Securing water for ecosystems and human well-being: The importance of environmental flows
The quantity, quality and timing of water flows required to sustain ecosystems and the valuable services they provide are referred to as Environmental Flows. To preserve and benefit from these services, water managers must ensure that an Environmental Flow regime is maintained in rivers and wetlands. This report highlights the connection between flows, ecosystem services and human well-being and concludes that environmental flows and the ecosystem services they support are critical to improve human well-being and achieving all eight of the United Nations Millennium Development Goals.
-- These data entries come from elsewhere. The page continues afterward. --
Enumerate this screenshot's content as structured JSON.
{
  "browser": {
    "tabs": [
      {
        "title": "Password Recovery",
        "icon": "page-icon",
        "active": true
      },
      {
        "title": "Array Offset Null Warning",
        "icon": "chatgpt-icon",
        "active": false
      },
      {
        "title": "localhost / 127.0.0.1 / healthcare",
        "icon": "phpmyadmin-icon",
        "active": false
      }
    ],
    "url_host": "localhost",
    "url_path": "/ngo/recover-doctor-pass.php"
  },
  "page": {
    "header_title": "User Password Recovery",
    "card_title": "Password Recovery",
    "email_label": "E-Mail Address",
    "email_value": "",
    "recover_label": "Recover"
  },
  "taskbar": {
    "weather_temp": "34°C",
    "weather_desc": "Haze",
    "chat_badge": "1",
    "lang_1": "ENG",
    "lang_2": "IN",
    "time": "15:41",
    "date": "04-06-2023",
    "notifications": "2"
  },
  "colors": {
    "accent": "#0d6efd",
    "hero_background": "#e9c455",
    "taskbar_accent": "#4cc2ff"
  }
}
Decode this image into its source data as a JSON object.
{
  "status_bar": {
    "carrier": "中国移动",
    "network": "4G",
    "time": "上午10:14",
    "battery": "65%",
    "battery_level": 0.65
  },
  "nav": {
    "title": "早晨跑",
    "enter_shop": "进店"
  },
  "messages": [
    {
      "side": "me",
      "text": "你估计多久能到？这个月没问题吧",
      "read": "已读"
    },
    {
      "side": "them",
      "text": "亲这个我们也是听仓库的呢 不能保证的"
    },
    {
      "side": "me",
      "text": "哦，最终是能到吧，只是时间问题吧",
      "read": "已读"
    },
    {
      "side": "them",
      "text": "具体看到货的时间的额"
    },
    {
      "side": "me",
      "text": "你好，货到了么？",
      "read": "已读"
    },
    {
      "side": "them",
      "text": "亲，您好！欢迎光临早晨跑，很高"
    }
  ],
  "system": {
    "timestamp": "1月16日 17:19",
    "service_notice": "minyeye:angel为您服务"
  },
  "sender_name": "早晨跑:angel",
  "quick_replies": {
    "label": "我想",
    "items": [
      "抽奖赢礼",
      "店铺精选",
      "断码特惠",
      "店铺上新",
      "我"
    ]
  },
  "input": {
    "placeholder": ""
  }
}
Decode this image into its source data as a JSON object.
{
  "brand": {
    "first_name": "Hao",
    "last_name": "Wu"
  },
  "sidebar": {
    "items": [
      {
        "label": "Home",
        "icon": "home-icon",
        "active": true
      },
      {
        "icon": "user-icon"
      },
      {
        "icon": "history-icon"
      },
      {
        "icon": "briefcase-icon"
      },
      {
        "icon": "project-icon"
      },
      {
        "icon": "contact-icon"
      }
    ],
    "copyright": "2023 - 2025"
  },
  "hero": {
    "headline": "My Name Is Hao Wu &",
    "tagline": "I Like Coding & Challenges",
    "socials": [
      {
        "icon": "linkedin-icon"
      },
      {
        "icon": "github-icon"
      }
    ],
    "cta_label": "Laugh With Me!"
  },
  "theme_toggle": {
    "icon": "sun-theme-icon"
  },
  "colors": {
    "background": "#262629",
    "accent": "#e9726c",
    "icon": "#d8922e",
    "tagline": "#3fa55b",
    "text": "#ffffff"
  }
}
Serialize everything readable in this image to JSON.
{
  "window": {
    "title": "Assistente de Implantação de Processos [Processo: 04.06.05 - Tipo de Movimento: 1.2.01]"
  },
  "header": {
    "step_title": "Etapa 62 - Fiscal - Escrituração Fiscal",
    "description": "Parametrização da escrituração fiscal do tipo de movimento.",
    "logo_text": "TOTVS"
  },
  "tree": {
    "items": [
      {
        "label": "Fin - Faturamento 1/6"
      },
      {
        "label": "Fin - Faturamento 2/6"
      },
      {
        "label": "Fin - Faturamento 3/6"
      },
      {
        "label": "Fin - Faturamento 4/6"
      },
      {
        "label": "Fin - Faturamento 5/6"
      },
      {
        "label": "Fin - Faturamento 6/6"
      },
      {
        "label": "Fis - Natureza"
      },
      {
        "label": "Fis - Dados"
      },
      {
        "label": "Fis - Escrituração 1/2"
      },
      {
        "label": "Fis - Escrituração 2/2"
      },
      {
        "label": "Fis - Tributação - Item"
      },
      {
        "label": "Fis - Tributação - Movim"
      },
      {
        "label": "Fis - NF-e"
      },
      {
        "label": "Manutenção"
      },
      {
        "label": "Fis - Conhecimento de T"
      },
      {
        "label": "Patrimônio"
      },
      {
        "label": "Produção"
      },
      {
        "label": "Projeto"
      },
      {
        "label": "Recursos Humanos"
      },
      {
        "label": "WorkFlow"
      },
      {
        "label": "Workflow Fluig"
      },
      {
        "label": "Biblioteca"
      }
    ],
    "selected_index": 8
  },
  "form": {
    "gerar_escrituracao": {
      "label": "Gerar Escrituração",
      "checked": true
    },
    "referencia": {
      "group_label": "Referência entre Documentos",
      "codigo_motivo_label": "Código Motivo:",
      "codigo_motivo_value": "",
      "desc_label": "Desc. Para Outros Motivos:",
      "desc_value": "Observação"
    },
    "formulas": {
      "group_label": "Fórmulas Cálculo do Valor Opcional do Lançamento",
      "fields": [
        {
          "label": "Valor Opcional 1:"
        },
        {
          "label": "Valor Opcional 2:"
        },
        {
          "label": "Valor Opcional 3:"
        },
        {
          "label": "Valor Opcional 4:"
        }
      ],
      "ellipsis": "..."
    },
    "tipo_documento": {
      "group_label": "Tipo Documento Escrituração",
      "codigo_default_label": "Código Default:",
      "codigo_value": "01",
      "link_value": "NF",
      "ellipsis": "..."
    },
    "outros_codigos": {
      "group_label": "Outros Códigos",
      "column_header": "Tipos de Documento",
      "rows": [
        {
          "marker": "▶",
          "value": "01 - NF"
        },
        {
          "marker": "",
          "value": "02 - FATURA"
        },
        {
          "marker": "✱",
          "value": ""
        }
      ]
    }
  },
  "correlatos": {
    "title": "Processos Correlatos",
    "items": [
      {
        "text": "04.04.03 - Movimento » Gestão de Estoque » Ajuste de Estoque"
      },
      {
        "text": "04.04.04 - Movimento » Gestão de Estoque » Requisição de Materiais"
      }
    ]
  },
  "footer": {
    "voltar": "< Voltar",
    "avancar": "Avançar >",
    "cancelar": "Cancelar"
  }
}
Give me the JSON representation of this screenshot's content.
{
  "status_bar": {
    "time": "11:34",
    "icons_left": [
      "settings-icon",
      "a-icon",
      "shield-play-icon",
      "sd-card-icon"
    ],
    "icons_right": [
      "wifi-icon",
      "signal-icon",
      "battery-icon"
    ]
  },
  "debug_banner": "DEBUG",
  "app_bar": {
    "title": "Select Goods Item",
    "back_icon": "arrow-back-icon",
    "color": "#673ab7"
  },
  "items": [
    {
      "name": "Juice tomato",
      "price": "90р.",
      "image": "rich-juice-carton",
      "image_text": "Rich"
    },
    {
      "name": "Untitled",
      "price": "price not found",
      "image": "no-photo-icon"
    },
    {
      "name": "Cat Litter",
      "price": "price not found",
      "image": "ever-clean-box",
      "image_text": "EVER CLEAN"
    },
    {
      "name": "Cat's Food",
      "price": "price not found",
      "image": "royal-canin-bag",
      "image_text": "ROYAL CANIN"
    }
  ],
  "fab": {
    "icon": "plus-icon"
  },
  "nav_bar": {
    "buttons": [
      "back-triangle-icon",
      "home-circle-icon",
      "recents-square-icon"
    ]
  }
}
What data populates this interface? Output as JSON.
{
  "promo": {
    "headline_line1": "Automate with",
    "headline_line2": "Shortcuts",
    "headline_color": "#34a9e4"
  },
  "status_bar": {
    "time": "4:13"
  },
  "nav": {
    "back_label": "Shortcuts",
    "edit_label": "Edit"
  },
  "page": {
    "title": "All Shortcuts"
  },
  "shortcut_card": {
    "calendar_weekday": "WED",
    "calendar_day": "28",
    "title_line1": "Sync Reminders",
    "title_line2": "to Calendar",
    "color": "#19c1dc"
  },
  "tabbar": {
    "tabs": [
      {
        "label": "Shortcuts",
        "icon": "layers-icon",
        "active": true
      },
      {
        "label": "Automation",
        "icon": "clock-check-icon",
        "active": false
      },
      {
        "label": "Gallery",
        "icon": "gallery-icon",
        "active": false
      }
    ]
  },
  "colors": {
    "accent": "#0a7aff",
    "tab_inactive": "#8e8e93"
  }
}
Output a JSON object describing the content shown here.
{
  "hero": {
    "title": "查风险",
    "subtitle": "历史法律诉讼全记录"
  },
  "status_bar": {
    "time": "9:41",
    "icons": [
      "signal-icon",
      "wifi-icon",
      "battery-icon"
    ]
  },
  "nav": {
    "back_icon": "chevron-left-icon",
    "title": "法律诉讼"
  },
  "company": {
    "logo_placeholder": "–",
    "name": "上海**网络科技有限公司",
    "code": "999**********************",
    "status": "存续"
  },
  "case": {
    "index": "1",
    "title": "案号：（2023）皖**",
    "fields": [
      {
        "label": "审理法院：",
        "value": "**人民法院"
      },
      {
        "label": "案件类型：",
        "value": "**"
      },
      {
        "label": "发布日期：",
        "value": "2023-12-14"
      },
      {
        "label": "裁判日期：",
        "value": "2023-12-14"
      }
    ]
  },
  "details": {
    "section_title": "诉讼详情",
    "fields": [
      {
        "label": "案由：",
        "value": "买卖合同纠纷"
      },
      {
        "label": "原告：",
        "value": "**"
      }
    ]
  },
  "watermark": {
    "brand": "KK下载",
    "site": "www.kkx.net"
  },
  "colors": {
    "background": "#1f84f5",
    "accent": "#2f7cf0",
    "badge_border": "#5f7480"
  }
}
Healthy water ecosystems simultaneously serve multiple aspects of human well-being, especially among poor communities living close to the land-water interface. Ecosystem services have real economic value today and special importance in mitigating future problems and economic losses related to climate change. To preserve and benefit from these services, water managers must ensure that an environmental flow regime is maintained in rivers and wetlands. The report highlights the connection between flows, ecosystem services and human well-being and concludes that environmental flows and the ecosystem services they support are critical to achieving all eight of the United Nation’s Millennium Development Goals.
- Recognising the values of ecosystems, and investing in them accordingly, are key to achieving the MDGs and alleviating poverty.
- Critical factors in establishing PES schemes include ensuring sufficient data to value services as well as the existence of legislation and implementing agencies to administer and track payments. In determining the value of services and translating them into payment mechanisms, it is critical to understand the relationship between upstream activities and downstream impacts.
- The limitations to energy and food production as well as navigation forecasted under climate change will necessarily entail reconsidering water allocations. Environmental
flows management, as part of a broader climate change adaptation strategy, can help mitigate some of the negative impacts climate change will have on freshwater resources.
- Both governments and donors have under invested in improving water resource management.
Poor water resource management is also attributed to an unnecessarily large number of authorities involved in water resource management decisions. As a result, the overarching need for maintaining healthy freshwater ecosystems is overlooked, with the poor suffering even more due to their dependency on freshwater ecosystem goods such as drinking water and fish. The policy links between water management and poverty reduction require greater attention if the poverty reducing potential of reversing the loss of ecosystem services is to be realised.
- Environmental flows can serve as an important link between environmental conservation and poverty alleviation in PRSPs as well as strategies to address the MDGs. Environmental flows offer an effective means for countries to to mainstream the environment -especially freshwater ecosystems – in national development planning processes.
For a fuller details of the recommendations, please download the document.
Forslund, A., et al. Securing Water for Ecosystems and Human Well-being: The Importance of Environmental Flows. Swedish Water House Report 24. SIWI, 2009.